“I heard I was going to die in Atlanta,” he said. “So before I took off for Georgia, I swung back home to see family and friends — just in case.”
It was in Atlanta that James met Joe McCutchen, a volunteer at SafeHouse Outreach, an urban program committed to helping those on the margins of society.

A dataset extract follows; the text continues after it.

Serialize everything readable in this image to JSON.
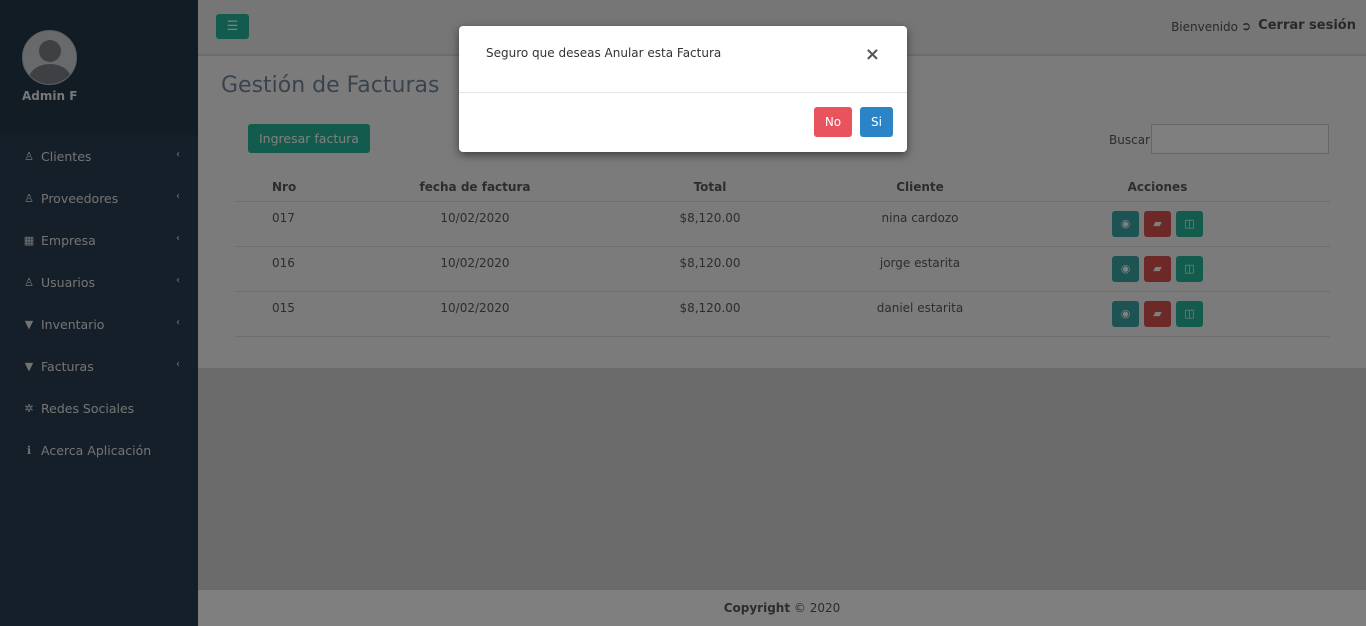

When the two met, the first thing Joe noticed about James was his feet, wrapped up in a
pair of burlap canvas shoes — the only pair of shoes he wore for two years straight.

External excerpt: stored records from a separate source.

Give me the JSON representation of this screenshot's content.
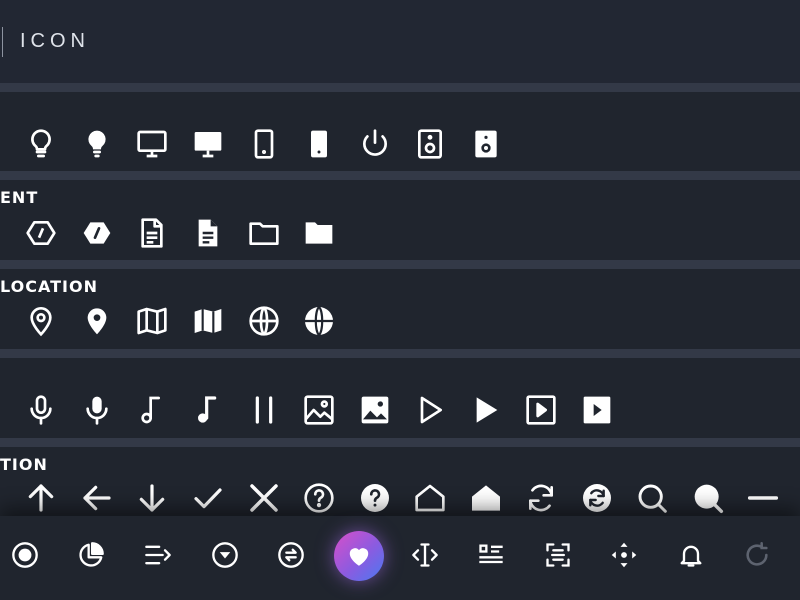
{
  "header": {
    "title": "ICON"
  },
  "categories": [
    {
      "label": ""
    },
    {
      "label": "ENT"
    },
    {
      "label": "LOCATION"
    },
    {
      "label": ""
    },
    {
      "label": "TION"
    }
  ],
  "icons": {
    "row_device": [
      "lightbulb-outline-icon",
      "lightbulb-icon",
      "monitor-outline-icon",
      "monitor-icon",
      "tablet-outline-icon",
      "tablet-icon",
      "power-icon",
      "speaker-outline-icon",
      "speaker-icon"
    ],
    "row_document": [
      "code-outline-icon",
      "code-icon",
      "document-outline-icon",
      "document-icon",
      "folder-outline-icon",
      "folder-icon"
    ],
    "row_location": [
      "location-pin-outline-icon",
      "location-pin-icon",
      "map-outline-icon",
      "map-icon",
      "globe-outline-icon",
      "globe-icon"
    ],
    "row_media": [
      "microphone-outline-icon",
      "microphone-icon",
      "music-note-outline-icon",
      "music-note-icon",
      "pause-icon",
      "image-outline-icon",
      "image-icon",
      "play-outline-icon",
      "play-icon",
      "play-square-outline-icon",
      "play-square-icon"
    ],
    "row_action": [
      "arrow-up-icon",
      "arrow-left-icon",
      "arrow-down-icon",
      "check-icon",
      "close-icon",
      "help-outline-icon",
      "help-icon",
      "home-outline-icon",
      "home-icon",
      "refresh-outline-icon",
      "refresh-icon",
      "search-outline-icon",
      "search-icon",
      "minus-icon"
    ]
  },
  "bottom_nav": [
    "record-icon",
    "pie-chart-icon",
    "list-arrow-icon",
    "dropdown-circle-icon",
    "swap-circle-icon",
    "heart-icon",
    "text-cursor-icon",
    "list-settings-icon",
    "scan-icon",
    "move-icon",
    "bell-icon",
    "loading-icon"
  ],
  "colors": {
    "background": "#20252e",
    "header": "#222733",
    "separator": "#333947",
    "icon": "#ffffff",
    "accent_gradient": [
      "#d84fc9",
      "#4a79f1"
    ]
  }
}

“I remember looking down and seeing his shoes held together with duct tape and I thought, ‘I really like this guy.’”
James worked with Joe in the SafeHouse Outreach mail center for two months, reaching out to the more than 12,000 homeless who live on the streets and under the bridges of the city.
“It was a joy having him around,” Joe said. “They still talk about him on the streets here.”
Although James was getting the hang of life on the streets, street life wasn’t always easy — or safe.
Back in Gainesville, James had become good friends with a homeless woman named Laurie whose boyfriend would come back to the alley some nights drunken and angry. He usually hit Laurie and eventually, she told James she was afraid for her life. Thinking about how he could help his friend, James remembered the way that Jesus often “disarmed people with creative thinking,” he said.
So he got creative. Thursday nights he started showing up in the alley with board games.
“I ended up just having to hug him every time I saw him to disarm his anger,” he said. “The first time I went out there he came at her furious and didn’t even see me. I stepped out in front of her and just hugged him, held onto him for a few seconds. I said, ya know, ‘Lord, bring peace.’”
Eventually, the boyfriend calmed down and the three of them sat together in the streets playing Mancala.
When two paths cross
Matt Follman was pouring soup into someone’s bowl at a shelter when he told the homeless man he was serving to have a good day.
“Easy for you to say,” the man replied, adding how easy it must be for Matt to go home to his nice house, drive a nice car and eat out of his nicely stocked fridge.
The man’s comment tugged on Matt’s heart and within a few months Matt had sold everything he owned to live on the streets among the poor. He heard that the homeless flocked to the south like birds, and he’d always wanted to see the beach anyway, so he picked up from Colorado and headed to a little surf town in none other than Melbourne, Florida.
It wasn’t long after he hit Melbourne that he heard about James Barnett.
“I kept hearing this name echoing around,” Matt said, “and I was like, ‘Who is this guy?’”
Matt was hanging out in a coffee shop one day when James came up and gave him a hug. It’s not hard to imagine they became fast friends.
“I told James this is going to be a great friendship,” Matt said, “and he looked me dead in the eye and said, ‘It already is, man.’”
This March, James took Matt with him on a trip to visit SafeHouse Outreach in Atlanta.
“I’m learning from James in the way that Timothy learned from Paul,” Matt said. “It gives me chills to think that I’m going to meet the same people that James has already met along his journey. It’s funny, all God wants to do is just to use us — if we would just open our eyes and ears. God is writing; we’re just the pencil. All we need to do is ask to be used.”
The Clothe Your Neighbor movement
By the end of 2010, Clothe Your Neighbor As Yourself had become an
official non-profit organization.
All of the profit goes to benefit either The Kenyan Knitting Project, which pays the salaries of Kenyan women who knit uniforms for Kenyan orphans, or The Brigade Project, which provides a way for community members to request and then hand deliver basic goods to the homeless in their area.
Today, James lives in a parsonage in a little surf town in Melbourne, Florida, where some 70-plus kids at First United Methodist Church call him their youth pastor. Others call him a saint. Some call him crazy. But the homeless who James met along his journey will always call him by the nick name they gave him on the streets: Mr. Butters — because as they say, “he spreads the love like he spreads the butter.”